I’ve been very successful growing both cut and come again varieties of greens and spinach in Coastal NC. I use more shallow pots, however, making it easier for me to relocate the pots to more shaded areas in a full sun landscape.
I always wonder how some tomatoe plants are short and my tomatoes plant always was tall. So there are tomatoe bushes thanks for the information because this year I was going to try something different I was going to cut my plant back to see if that would do it
Try pinching out the growing tip at the top when they’ve reached the height you want. They will grow out into more of a Bush then.
Our first warm day and everything is growing before I can clean out the plant beds. (I’m sure I raked all those leaves in the fall–where did they come from?) Thanks for the uplift to grow vegetables–I always do tomatoes and peppers (two of each) and I think I will do lettuce this year. I have a small yard so thanks for the info. Nancy Peters
Every time we grow tomatoes or berries…the fruit gets stolen by birds/ squirrels, etc. Right when they become ripe!
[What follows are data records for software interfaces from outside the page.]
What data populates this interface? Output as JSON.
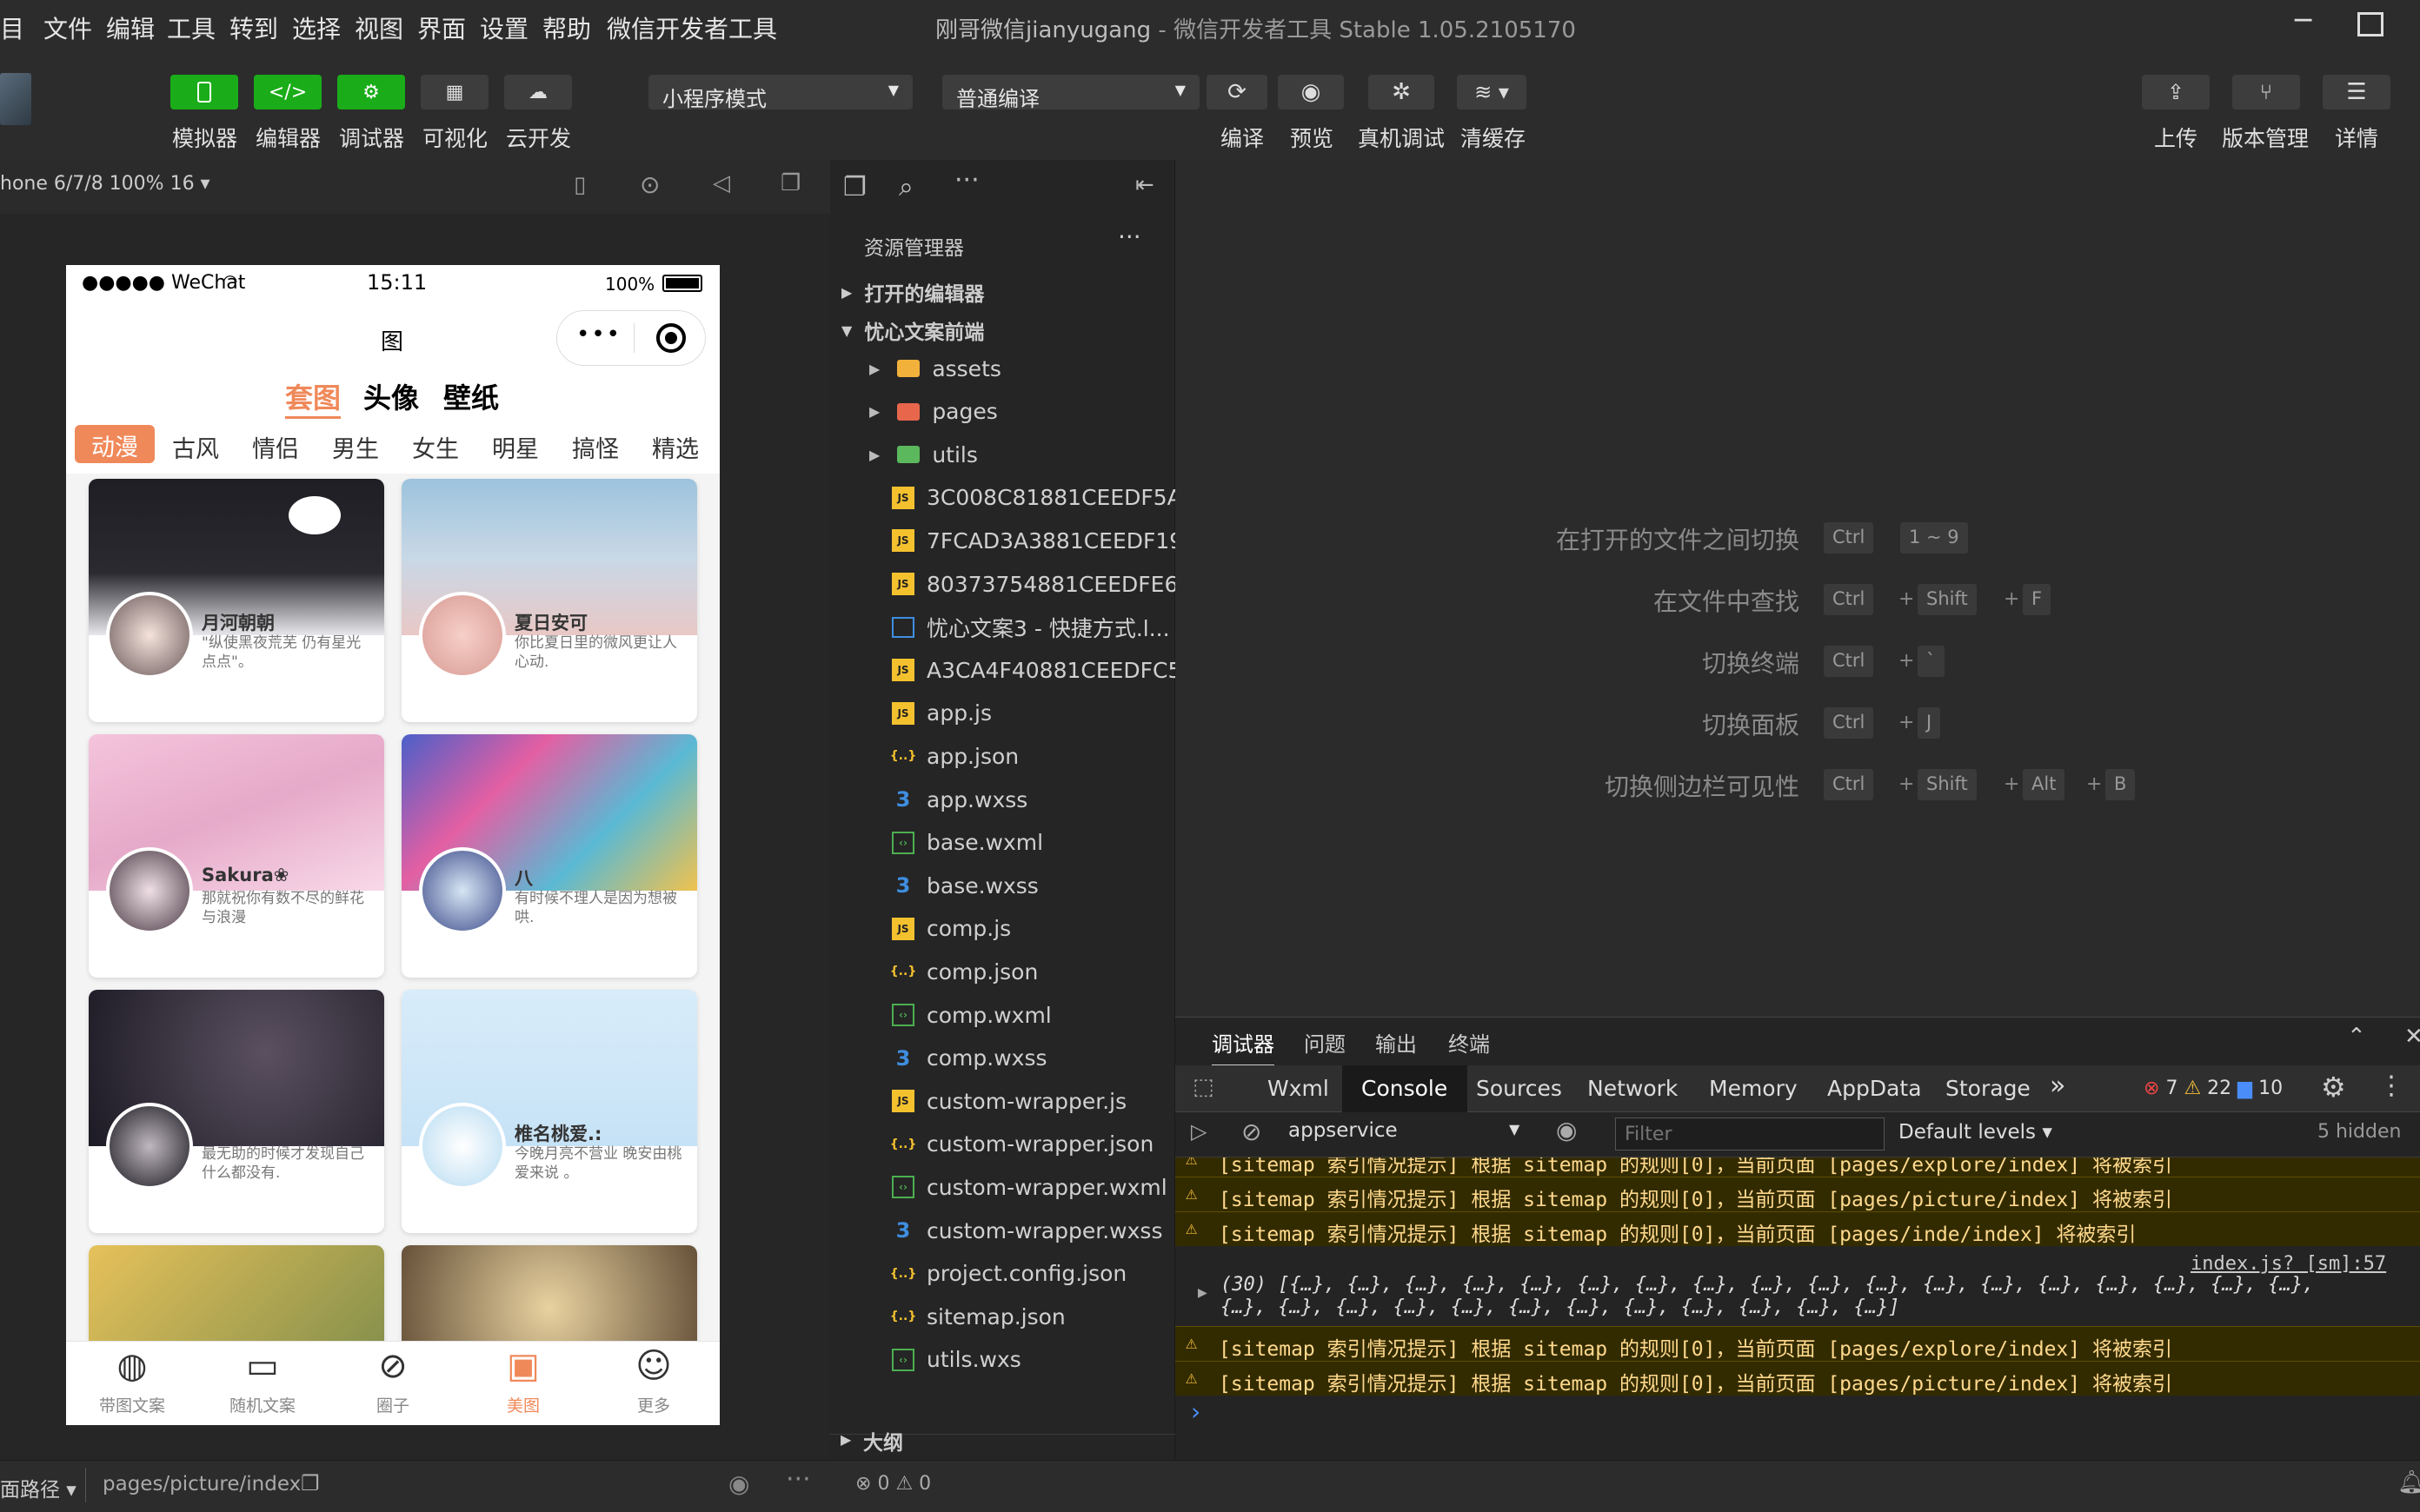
{
  "menubar": {
    "items": [
      "目",
      "文件",
      "编辑",
      "工具",
      "转到",
      "选择",
      "视图",
      "界面",
      "设置",
      "帮助",
      "微信开发者工具"
    ],
    "title": "刚哥微信jianyugang",
    "title_sep": " - ",
    "title_app": "微信开发者工具 Stable 1.05.2105170"
  },
  "toolbar": {
    "left_buttons": [
      "模拟器",
      "编辑器",
      "调试器",
      "可视化",
      "云开发"
    ],
    "mode_select": "小程序模式",
    "compile_select": "普通编译",
    "center_buttons": [
      "编译",
      "预览",
      "真机调试",
      "清缓存"
    ],
    "right_buttons": [
      "上传",
      "版本管理",
      "详情"
    ]
  },
  "simulator": {
    "device": "hone 6/7/8 100% 16 ▾",
    "status": {
      "carrier": "●●●●● WeChat",
      "time": "15:11",
      "battery": "100%"
    },
    "page_title": "图",
    "top_tabs": [
      "套图",
      "头像",
      "壁纸"
    ],
    "active_top_tab": "套图",
    "categories": [
      "动漫",
      "古风",
      "情侣",
      "男生",
      "女生",
      "明星",
      "搞怪",
      "精选"
    ],
    "active_category": "动漫",
    "cards": [
      {
        "name": "月河朝朝",
        "desc": "\"纵使黑夜荒芜 仍有星光点点\"。"
      },
      {
        "name": "夏日安可",
        "desc": "你比夏日里的微风更让人心动."
      },
      {
        "name": "Sakura❀",
        "desc": "那就祝你有数不尽的鲜花与浪漫"
      },
      {
        "name": "八",
        "desc": "有时候不理人是因为想被哄."
      },
      {
        "name": "",
        "desc": "最无助的时候才发现自己什么都没有."
      },
      {
        "name": "椎名桃爱.:",
        "desc": "今晚月亮不营业 晚安由桃爱来说 。"
      }
    ],
    "tabbar": [
      "带图文案",
      "随机文案",
      "圈子",
      "美图",
      "更多"
    ],
    "active_tab": "美图"
  },
  "explorer": {
    "title": "资源管理器",
    "open_editors": "打开的编辑器",
    "project": "忧心文案前端",
    "files": [
      {
        "name": "assets",
        "type": "folder"
      },
      {
        "name": "pages",
        "type": "folder"
      },
      {
        "name": "utils",
        "type": "folder"
      },
      {
        "name": "3C008C81881CEEDF5A...",
        "type": "js"
      },
      {
        "name": "7FCAD3A3881CEEDF19...",
        "type": "js"
      },
      {
        "name": "80373754881CEEDFE6...",
        "type": "js"
      },
      {
        "name": "忧心文案3 - 快捷方式.l...",
        "type": "file"
      },
      {
        "name": "A3CA4F40881CEEDFC5...",
        "type": "js"
      },
      {
        "name": "app.js",
        "type": "js"
      },
      {
        "name": "app.json",
        "type": "json"
      },
      {
        "name": "app.wxss",
        "type": "wxss"
      },
      {
        "name": "base.wxml",
        "type": "wxml"
      },
      {
        "name": "base.wxss",
        "type": "wxss"
      },
      {
        "name": "comp.js",
        "type": "js"
      },
      {
        "name": "comp.json",
        "type": "json"
      },
      {
        "name": "comp.wxml",
        "type": "wxml"
      },
      {
        "name": "comp.wxss",
        "type": "wxss"
      },
      {
        "name": "custom-wrapper.js",
        "type": "js"
      },
      {
        "name": "custom-wrapper.json",
        "type": "json"
      },
      {
        "name": "custom-wrapper.wxml",
        "type": "wxml"
      },
      {
        "name": "custom-wrapper.wxss",
        "type": "wxss"
      },
      {
        "name": "project.config.json",
        "type": "json"
      },
      {
        "name": "sitemap.json",
        "type": "json"
      },
      {
        "name": "utils.wxs",
        "type": "wxml"
      }
    ],
    "outline": "大纲"
  },
  "shortcuts": [
    {
      "label": "在打开的文件之间切换",
      "keys": [
        "Ctrl",
        "1 ~ 9"
      ],
      "sep": [
        ""
      ]
    },
    {
      "label": "在文件中查找",
      "keys": [
        "Ctrl",
        "Shift",
        "F"
      ],
      "sep": [
        "+",
        "+"
      ]
    },
    {
      "label": "切换终端",
      "keys": [
        "Ctrl",
        "`"
      ],
      "sep": [
        "+"
      ]
    },
    {
      "label": "切换面板",
      "keys": [
        "Ctrl",
        "J"
      ],
      "sep": [
        "+"
      ]
    },
    {
      "label": "切换侧边栏可见性",
      "keys": [
        "Ctrl",
        "Shift",
        "Alt",
        "B"
      ],
      "sep": [
        "+",
        "+",
        "+"
      ]
    }
  ],
  "debug": {
    "tabs": [
      "调试器",
      "问题",
      "输出",
      "终端"
    ],
    "devtools_tabs": [
      "Wxml",
      "Console",
      "Sources",
      "Network",
      "Memory",
      "AppData",
      "Storage"
    ],
    "active_devtools_tab": "Console",
    "more": "»",
    "errors": "7",
    "warnings": "22",
    "infos": "10",
    "context": "appservice",
    "filter_placeholder": "Filter",
    "levels": "Default levels ▾",
    "hidden": "5 hidden",
    "logs": [
      "[sitemap 索引情况提示] 根据 sitemap 的规则[0]，当前页面 [pages/explore/index] 将被索引",
      "[sitemap 索引情况提示] 根据 sitemap 的规则[0]，当前页面 [pages/picture/index] 将被索引",
      "[sitemap 索引情况提示] 根据 sitemap 的规则[0]，当前页面 [pages/inde/index] 将被索引"
    ],
    "source_link": "index.js? [sm]:57",
    "array_line1": "(30) [{…}, {…}, {…}, {…}, {…}, {…}, {…}, {…}, {…}, {…}, {…}, {…}, {…}, {…}, {…}, {…}, {…}, {…},",
    "array_line2": "{…}, {…}, {…}, {…}, {…}, {…}, {…}, {…}, {…}, {…}, {…}, {…}]",
    "logs2": [
      "[sitemap 索引情况提示] 根据 sitemap 的规则[0]，当前页面 [pages/explore/index] 将被索引",
      "[sitemap 索引情况提示] 根据 sitemap 的规则[0]，当前页面 [pages/picture/index] 将被索引"
    ],
    "prompt": "›"
  },
  "statusbar": {
    "path_label": "面路径 ▾",
    "path": "pages/picture/index",
    "errors": "0",
    "warnings": "0"
  }
}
Here’s a tip, grow non-red fruit. Yellow strawberries and green, yellow, white, black tomatoes fool the thieves!
I have a very protective 80 ld boston terrier great Dane Mastiff for that problem. He’s a doll unless your a stranger in my back yard .lol!
Opps lb! Haha